At the end of Comic-Con and the Business of Pop Culture, I lay out four scenarios for the future of comics in the entertainment world, which kicks off with four possibilities for Comic-Con 2017. The first scenario (“Endless Summer”), posits a Con of more than 500,000, with every manner of corporate crossover transmedia bonanza you can imagine. That scenario was very easy to see from 2012. Momentum is certainly carrying us toward that future at an alarming clip.
But there were other scenarios too: one with a diminished Con catering to old-time fans; one where San Diego was just first among equals in a global circuit of diverse, engaging and authentic creative festivals; and one where there was no Con at all. You could see the seeds of those as well – as long as you squinted hard enough.
An event like Comic-Con always generates skeptics and naysayers. Many find the consumerism repulsive, the spectacle tasteless, and the scale insupportably exhausting. Now that Comic-Con has fused with, and embodies, popular culture writ large, the gripes aimed at superhero movies, fan-based marketing and the nerdlebrity culture in general also wash up on its shores. Just as a lot of the growth and bombast of Comic-Con can be factored in to our assessments of the event moving forward, so too can a lot of the backlash.
But amid the noise, there are a few troublesome signals. Critical carping over the decade-old superhero movie boom has become a lot more thoughtful and targeted. This is not just old-school film critics telling pop culture enthusiasts to get their big, messy blockbusters off their lawn; it’s increasingly a knowing insider critique from people who understand, appreciate and even love comics culture, but fear it is showing signs of rot.
This has spilled over into conversations within nerd culture, with one particularly unfortunate example questioning the motives of some recently-arrived women as fans and participants.

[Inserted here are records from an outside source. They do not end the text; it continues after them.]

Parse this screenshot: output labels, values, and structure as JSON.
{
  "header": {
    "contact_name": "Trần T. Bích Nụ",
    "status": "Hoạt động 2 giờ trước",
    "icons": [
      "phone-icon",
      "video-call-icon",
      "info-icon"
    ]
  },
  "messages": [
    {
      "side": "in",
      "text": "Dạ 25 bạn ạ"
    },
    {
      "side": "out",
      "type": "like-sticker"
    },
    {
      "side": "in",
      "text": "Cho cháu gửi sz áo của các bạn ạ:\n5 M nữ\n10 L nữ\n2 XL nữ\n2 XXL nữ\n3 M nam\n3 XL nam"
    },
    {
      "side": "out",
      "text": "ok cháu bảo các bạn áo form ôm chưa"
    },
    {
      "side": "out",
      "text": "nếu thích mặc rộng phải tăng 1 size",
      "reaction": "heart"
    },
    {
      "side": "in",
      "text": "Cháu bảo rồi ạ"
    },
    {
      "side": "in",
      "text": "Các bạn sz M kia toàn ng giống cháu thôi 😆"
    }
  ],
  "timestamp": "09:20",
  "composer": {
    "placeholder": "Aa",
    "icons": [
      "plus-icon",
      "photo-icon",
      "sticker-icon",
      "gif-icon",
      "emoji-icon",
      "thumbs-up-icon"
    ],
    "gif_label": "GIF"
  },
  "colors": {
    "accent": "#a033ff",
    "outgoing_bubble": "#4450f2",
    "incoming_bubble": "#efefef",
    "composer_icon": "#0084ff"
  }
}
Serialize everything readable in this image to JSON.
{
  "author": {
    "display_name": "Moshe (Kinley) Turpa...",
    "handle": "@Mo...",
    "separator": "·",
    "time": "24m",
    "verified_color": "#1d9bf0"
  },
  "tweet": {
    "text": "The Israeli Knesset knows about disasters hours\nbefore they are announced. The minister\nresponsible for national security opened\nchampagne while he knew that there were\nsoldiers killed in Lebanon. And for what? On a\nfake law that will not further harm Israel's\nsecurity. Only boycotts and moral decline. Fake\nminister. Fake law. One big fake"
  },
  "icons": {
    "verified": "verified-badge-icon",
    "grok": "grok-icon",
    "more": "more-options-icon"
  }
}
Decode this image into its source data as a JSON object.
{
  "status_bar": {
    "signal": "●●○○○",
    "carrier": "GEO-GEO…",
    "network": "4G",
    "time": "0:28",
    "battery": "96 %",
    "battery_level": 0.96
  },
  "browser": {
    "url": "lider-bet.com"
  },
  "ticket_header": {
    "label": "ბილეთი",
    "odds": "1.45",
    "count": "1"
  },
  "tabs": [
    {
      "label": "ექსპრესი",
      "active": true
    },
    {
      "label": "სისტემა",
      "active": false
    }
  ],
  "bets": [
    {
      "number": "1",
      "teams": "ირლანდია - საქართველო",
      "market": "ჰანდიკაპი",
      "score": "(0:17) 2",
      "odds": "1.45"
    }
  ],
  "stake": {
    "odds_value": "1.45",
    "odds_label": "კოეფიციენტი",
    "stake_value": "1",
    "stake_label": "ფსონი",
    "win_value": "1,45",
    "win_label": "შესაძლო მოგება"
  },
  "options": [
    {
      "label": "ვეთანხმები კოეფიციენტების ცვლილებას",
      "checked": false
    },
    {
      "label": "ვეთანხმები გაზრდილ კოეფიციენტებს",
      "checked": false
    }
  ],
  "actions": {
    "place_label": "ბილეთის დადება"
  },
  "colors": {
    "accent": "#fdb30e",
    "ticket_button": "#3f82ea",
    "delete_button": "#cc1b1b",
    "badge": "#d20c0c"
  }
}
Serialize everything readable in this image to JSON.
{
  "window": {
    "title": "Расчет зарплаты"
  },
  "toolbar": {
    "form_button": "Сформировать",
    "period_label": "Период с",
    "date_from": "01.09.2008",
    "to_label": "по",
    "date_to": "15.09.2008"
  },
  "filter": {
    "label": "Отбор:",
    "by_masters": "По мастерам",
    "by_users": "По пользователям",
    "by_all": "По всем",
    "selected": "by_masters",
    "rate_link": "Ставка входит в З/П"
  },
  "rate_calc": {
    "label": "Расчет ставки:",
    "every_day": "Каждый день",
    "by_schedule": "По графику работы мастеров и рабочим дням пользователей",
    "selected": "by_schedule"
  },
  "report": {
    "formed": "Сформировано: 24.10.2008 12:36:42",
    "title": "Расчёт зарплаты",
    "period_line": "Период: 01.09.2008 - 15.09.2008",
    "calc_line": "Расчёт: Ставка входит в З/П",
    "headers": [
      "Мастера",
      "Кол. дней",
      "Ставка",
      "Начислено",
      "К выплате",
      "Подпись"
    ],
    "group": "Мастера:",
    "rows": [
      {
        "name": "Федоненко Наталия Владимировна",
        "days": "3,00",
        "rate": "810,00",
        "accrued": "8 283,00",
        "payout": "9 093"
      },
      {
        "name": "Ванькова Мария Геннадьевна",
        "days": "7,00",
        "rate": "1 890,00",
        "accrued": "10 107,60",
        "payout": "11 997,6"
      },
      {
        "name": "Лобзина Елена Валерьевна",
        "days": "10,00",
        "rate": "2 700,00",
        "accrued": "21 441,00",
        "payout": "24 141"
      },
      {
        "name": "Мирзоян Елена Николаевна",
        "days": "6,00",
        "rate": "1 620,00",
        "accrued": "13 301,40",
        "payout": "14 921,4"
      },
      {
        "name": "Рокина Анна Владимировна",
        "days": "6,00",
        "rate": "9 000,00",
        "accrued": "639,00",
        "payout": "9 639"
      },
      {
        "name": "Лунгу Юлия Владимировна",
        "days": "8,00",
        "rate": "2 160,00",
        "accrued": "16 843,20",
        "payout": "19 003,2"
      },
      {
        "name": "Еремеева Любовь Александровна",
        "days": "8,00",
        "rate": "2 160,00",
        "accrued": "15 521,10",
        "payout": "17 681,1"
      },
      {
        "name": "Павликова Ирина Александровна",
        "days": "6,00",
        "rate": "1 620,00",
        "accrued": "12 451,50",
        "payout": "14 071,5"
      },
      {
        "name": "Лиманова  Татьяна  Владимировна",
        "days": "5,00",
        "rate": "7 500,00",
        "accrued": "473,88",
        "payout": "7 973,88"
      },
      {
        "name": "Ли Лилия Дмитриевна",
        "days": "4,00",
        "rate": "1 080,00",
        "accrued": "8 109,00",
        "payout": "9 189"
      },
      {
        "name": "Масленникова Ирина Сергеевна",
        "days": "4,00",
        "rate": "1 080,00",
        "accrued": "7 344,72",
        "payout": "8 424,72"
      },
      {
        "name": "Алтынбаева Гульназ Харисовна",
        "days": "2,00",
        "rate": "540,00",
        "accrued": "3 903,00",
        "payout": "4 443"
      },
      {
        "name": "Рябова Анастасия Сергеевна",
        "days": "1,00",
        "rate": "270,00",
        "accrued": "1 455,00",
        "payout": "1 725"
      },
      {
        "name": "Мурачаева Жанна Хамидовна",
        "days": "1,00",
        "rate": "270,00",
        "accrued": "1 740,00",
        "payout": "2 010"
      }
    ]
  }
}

But gender issues aside, the anguish over geek authenticity reflects the anxiety of a fragile subculture being strip-mined by opportunists. As comics fandom has expanded beyond its natural audience, it has longer borders to defend and a more diverse set of views operating within the tribe. Because we are talking about naturally smart and obsessive people for the most part, these conversations can lead to a debilitating self-consciousness that can choke off forward progress.
Some of this is reflected at Comic-Con. There’s also been a sameness and repetition to the big panels for the last few years as not only the movie premiers, but also the big nerdlebrity talk-a-thons. Everyone has become more sophisticated and less spontaneous. What started out as uniquely-cool direct connections between stars and their audience have now become sophisticated three-bumper bank-shots of calculated channel management.
It all reminds me of a Simpsons episode from years agowhere Bart inadvertently becomes a TV sitcom star with his very own obnoxious catch-phrase (“I didn’t do it!”). He keeps getting more and more famous and successful, until one day he starts seeing the show as his job. The moment he has that seemingly-pragmatic and sophisticated revelation, the laughs dry up and the show goes off the air. It wasn’t the size of his fame that got him; it was the self-awareness.
In an apparently unrelated development, Matt Groening received the annual Icon Award at this year’s Con. That was cool.